Spring Hill and Toowong Schools Lead List of Brisbane’s Most Expensive

School Fees
Photo Credit: Brisbane Boys College/Facebook

The pandemic has had nearly half of schools across the country holding back on school fees increase for this year’s term but some private schools in Queensland, including Brisbane Boys College in Toowong, have increased tuition by up to three percent. 

EdStart’s 2021 National School Fees Report showed that 40 percent of schools in Australia had no fees increase for the incoming term, whilst the nation’s general increase average dropped from 2.83 percent in 2020 to 1.05 percent this year.

The average increase in Queensland was at 1.19 percent, down from last year’s 1.87 percent.

Photo Credit: EdStart

Brisbane Boys College increased school fees by 2.29 percent to land as the second most expensive school in Queensland, trailing behind Brisbane Grammar School in Spring Hill (2.5 percent increase). The third most expensive school in the region, Brisbane Girls Grammar School, had zero fees increase this year.

Top 10 Most Expensive Schools in Queensland

School2020 FeesIncrease2021 Fees
Brisbane Grammar School$28,230$1,220$29,450
Brisbane Boys College$24,724$2,444$27,168
Brisbane Girls Grammar School$26,555$0$26,555
Anglican Church Grammar School$23,944$1,990$25,934
St Margaret’s Anglican Girls School$24,560$0$24,560
The Southport School$24,438$0$24,438
Somerville House$23,940$0$23,940
St Aidan’s Anglican Girls School$22,120$1,735$23,855
Clayfield College$19,165$2,665$21,830
St Peter’s Lutheran College$20,360$516$20,876

EdStart CEO Jack Stevens said this trend was unusual as the standard was to increase fees annually. However, many institutions have acknowledged the realities of household budgets taking a hit due to the current public health crisis. 

To get by and manage cash flow, parents have been enrolling in payment plans.

Brisbane Boys College, for instance, has a specific scheme for paying school fees weekly or fortnight whilst companies like EdStart have provided loans for tuition so parents won’t have to take on a mortgage or apply for a personal loan.

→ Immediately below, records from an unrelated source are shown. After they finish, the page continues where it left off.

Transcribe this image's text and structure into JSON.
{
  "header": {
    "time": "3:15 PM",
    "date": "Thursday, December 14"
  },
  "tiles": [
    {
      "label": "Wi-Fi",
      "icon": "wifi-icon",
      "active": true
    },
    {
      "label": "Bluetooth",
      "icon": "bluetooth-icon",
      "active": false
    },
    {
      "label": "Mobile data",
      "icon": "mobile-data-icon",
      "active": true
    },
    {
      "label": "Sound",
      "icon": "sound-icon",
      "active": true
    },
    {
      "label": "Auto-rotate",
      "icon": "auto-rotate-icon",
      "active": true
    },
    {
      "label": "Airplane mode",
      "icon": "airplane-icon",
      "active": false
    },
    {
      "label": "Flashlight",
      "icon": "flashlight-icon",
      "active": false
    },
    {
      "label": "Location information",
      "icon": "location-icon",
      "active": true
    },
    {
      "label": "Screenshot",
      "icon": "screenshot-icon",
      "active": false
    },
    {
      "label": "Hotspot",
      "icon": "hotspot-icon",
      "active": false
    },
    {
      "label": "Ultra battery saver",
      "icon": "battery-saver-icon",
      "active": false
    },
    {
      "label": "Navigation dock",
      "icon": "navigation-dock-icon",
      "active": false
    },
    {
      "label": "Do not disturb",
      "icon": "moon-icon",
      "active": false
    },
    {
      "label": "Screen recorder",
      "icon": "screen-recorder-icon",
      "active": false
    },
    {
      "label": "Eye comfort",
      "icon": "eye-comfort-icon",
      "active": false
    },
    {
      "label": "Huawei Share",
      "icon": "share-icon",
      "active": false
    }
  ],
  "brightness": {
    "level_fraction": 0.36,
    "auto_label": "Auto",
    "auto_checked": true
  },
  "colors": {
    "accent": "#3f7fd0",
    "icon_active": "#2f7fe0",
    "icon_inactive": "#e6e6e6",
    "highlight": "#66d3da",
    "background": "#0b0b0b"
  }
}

But Mr Stevens also said that flat fees will not be sustainable long-term as schools are driven to add staffing and administration or spend on maintenance and acquisition of the facilities. He projects that the majority of schools will go back to increasing fees by 2022.